The aesthetics of security


The house I live in is fronted by a rather large metal door with 2 deadbolts. My roommate Julio showed me how to lock these when I first arrived, impressing on me the importance of locking both of them each night before going to bed for security. The top deadbolt takes no less that six complete turns of the key until it is completely cranked and the bottom, smaller one takes two turns. It strikes me that the “extra security” of turning the locks all the way is pretty minuscule, but I think it makes Julio “feel” safer to have to turn the locks a bunch of times.

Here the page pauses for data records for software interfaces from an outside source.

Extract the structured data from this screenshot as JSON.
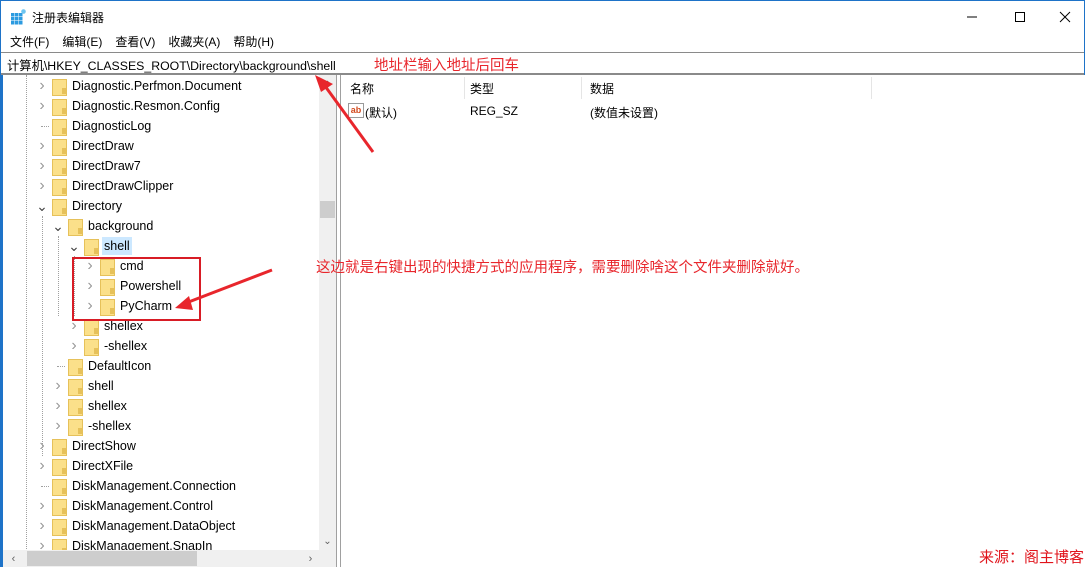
{
  "window": {
    "title": "注册表编辑器",
    "icon": "registry-editor-icon",
    "controls": {
      "minimize": "minimize-icon",
      "maximize": "maximize-icon",
      "close": "close-icon"
    }
  },
  "menubar": {
    "items": [
      {
        "label": "文件(F)"
      },
      {
        "label": "编辑(E)"
      },
      {
        "label": "查看(V)"
      },
      {
        "label": "收藏夹(A)"
      },
      {
        "label": "帮助(H)"
      }
    ]
  },
  "address": {
    "value": "计算机\\HKEY_CLASSES_ROOT\\Directory\\background\\shell"
  },
  "tree": {
    "items": [
      {
        "label": "Diagnostic.Perfmon.Document",
        "level": 0,
        "expander": "collapsed"
      },
      {
        "label": "Diagnostic.Resmon.Config",
        "level": 0,
        "expander": "collapsed"
      },
      {
        "label": "DiagnosticLog",
        "level": 0,
        "expander": "none"
      },
      {
        "label": "DirectDraw",
        "level": 0,
        "expander": "collapsed"
      },
      {
        "label": "DirectDraw7",
        "level": 0,
        "expander": "collapsed"
      },
      {
        "label": "DirectDrawClipper",
        "level": 0,
        "expander": "collapsed"
      },
      {
        "label": "Directory",
        "level": 0,
        "expander": "expanded"
      },
      {
        "label": "background",
        "level": 1,
        "expander": "expanded"
      },
      {
        "label": "shell",
        "level": 2,
        "expander": "expanded",
        "selected": true
      },
      {
        "label": "cmd",
        "level": 3,
        "expander": "collapsed"
      },
      {
        "label": "Powershell",
        "level": 3,
        "expander": "collapsed"
      },
      {
        "label": "PyCharm",
        "level": 3,
        "expander": "collapsed"
      },
      {
        "label": "shellex",
        "level": 2,
        "expander": "collapsed"
      },
      {
        "label": "-shellex",
        "level": 2,
        "expander": "collapsed"
      },
      {
        "label": "DefaultIcon",
        "level": 1,
        "expander": "none"
      },
      {
        "label": "shell",
        "level": 1,
        "expander": "collapsed"
      },
      {
        "label": "shellex",
        "level": 1,
        "expander": "collapsed"
      },
      {
        "label": "-shellex",
        "level": 1,
        "expander": "collapsed"
      },
      {
        "label": "DirectShow",
        "level": 0,
        "expander": "collapsed"
      },
      {
        "label": "DirectXFile",
        "level": 0,
        "expander": "collapsed"
      },
      {
        "label": "DiskManagement.Connection",
        "level": 0,
        "expander": "none"
      },
      {
        "label": "DiskManagement.Control",
        "level": 0,
        "expander": "collapsed"
      },
      {
        "label": "DiskManagement.DataObject",
        "level": 0,
        "expander": "collapsed"
      },
      {
        "label": "DiskManagement.SnapIn",
        "level": 0,
        "expander": "collapsed"
      }
    ]
  },
  "values": {
    "columns": [
      {
        "label": "名称"
      },
      {
        "label": "类型"
      },
      {
        "label": "数据"
      }
    ],
    "rows": [
      {
        "name": "(默认)",
        "type": "REG_SZ",
        "data": "(数值未设置)",
        "icon": "string-value-icon"
      }
    ]
  },
  "annotations": {
    "address_note": "地址栏输入地址后回车",
    "tree_note": "这边就是右键出现的快捷方式的应用程序，需要删除啥这个文件夹删除就好。",
    "source": "来源：阁主博客",
    "color": "#e8262c"
  }
}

I have long been fascinated by the aesthetics and illusions of security. We see this at work all the time (especially post 9-11) at the airport. How safe are we really being made by removing our shoes? How much of a threat is my toenail clipper or a lighter? These items and the senseless screening that goes on at many airports are providing nothing but an “aesthetic” and “illusion” of security without real benefit. But I suppose it makes people more comfortable that “something” is being done to protect them. (For an excellent discussion of the ridiculousness of current airport security, see this article from the NY Times.)